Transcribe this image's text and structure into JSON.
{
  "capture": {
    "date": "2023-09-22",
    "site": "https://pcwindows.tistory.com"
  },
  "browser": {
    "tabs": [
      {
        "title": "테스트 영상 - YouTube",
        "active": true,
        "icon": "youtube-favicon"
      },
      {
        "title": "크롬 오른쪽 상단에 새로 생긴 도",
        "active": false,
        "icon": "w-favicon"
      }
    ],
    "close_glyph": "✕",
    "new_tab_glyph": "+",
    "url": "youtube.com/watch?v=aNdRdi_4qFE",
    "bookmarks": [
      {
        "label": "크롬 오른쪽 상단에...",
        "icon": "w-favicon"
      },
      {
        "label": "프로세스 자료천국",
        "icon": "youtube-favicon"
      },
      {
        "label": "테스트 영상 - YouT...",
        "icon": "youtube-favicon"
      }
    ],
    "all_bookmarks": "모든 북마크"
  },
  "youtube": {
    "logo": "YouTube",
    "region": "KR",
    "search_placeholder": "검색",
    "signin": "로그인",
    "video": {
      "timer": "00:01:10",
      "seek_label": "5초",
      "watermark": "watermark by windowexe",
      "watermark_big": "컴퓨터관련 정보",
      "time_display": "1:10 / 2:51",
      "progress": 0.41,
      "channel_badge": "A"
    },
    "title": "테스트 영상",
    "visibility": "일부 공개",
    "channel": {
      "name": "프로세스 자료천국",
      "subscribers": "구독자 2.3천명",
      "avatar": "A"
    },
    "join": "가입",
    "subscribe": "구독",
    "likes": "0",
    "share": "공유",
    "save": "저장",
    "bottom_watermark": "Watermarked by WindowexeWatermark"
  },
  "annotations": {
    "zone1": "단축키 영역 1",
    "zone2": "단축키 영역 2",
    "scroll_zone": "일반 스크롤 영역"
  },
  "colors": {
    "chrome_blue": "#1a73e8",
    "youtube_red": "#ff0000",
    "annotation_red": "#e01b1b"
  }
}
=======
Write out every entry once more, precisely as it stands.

Completed task:
Transcribe this image's text and structure into JSON.
{
  "capture": {
    "date": "2023-09-22",
    "site": "https://pcwindows.tistory.com"
  },
  "browser": {
    "tabs": [
      {
        "title": "테스트 영상 - YouTube",
        "active": true,
        "icon": "youtube-favicon"
      },
      {
        "title": "크롬 오른쪽 상단에 새로 생긴 도",
        "active": false,
        "icon": "w-favicon"
      }
    ],
    "close_glyph": "✕",
    "new_tab_glyph": "+",
    "url": "youtube.com/watch?v=aNdRdi_4qFE",
    "bookmarks": [
      {
        "label": "크롬 오른쪽 상단에...",
        "icon": "w-favicon"
      },
      {
        "label": "프로세스 자료천국",
        "icon": "youtube-favicon"
      },
      {
        "label": "테스트 영상 - YouT...",
        "icon": "youtube-favicon"
      }
    ],
    "all_bookmarks": "모든 북마크"
  },
  "youtube": {
    "logo": "YouTube",
    "region": "KR",
    "search_placeholder": "검색",
    "signin": "로그인",
    "video": {
      "timer": "00:01:10",
      "seek_label": "5초",
      "watermark": "watermark by windowexe",
      "watermark_big": "컴퓨터관련 정보",
      "time_display": "1:10 / 2:51",
      "progress": 0.41,
      "channel_badge": "A"
    },
    "title": "테스트 영상",
    "visibility": "일부 공개",
    "channel": {
      "name": "프로세스 자료천국",
      "subscribers": "구독자 2.3천명",
      "avatar": "A"
    },
    "join": "가입",
    "subscribe": "구독",
    "likes": "0",
    "share": "공유",
    "save": "저장",
    "bottom_watermark": "Watermarked by WindowexeWatermark"
  },
  "annotations": {
    "zone1": "단축키 영역 1",
    "zone2": "단축키 영역 2",
    "scroll_zone": "일반 스크롤 영역"
  },
  "colors": {
    "chrome_blue": "#1a73e8",
    "youtube_red": "#ff0000",
    "annotation_red": "#e01b1b"
  }
}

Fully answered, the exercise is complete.